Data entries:
━━━━
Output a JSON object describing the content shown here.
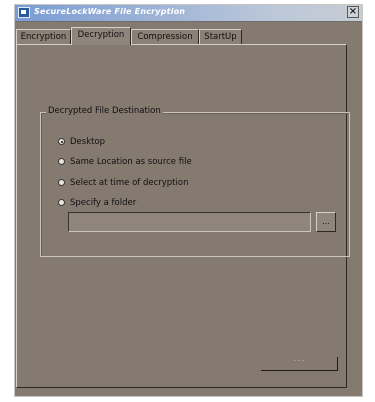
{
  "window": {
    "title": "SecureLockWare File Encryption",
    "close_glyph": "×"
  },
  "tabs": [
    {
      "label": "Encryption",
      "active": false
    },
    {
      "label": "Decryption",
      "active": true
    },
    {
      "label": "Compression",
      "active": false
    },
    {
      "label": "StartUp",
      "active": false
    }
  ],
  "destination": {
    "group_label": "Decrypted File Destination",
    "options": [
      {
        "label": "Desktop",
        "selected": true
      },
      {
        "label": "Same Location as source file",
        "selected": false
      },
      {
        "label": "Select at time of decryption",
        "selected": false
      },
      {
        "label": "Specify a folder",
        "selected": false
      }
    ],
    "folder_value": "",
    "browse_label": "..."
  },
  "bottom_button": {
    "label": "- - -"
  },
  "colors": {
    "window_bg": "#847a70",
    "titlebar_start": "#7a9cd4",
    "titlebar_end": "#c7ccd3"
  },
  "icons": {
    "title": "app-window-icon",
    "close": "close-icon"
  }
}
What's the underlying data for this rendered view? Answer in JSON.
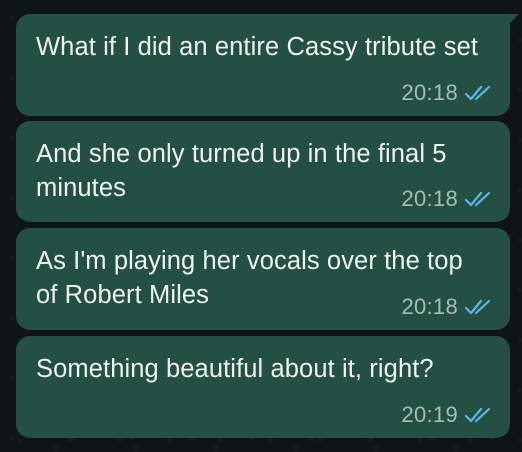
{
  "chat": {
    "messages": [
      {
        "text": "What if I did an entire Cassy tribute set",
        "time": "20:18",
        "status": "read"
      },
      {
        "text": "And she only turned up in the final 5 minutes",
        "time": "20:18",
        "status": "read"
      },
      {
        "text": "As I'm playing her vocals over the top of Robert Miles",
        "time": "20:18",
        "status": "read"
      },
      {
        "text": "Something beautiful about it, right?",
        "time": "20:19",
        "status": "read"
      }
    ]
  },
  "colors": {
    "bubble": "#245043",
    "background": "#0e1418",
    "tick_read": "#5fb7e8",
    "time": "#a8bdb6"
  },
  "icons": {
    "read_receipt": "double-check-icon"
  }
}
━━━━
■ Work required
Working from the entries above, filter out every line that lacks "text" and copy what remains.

■ Solution
        "text": "What if I did an entire Cassy tribute set",
        "text": "And she only turned up in the final 5 minutes",
        "text": "As I'm playing her vocals over the top of Robert Miles",
        "text": "Something beautiful about it, right?",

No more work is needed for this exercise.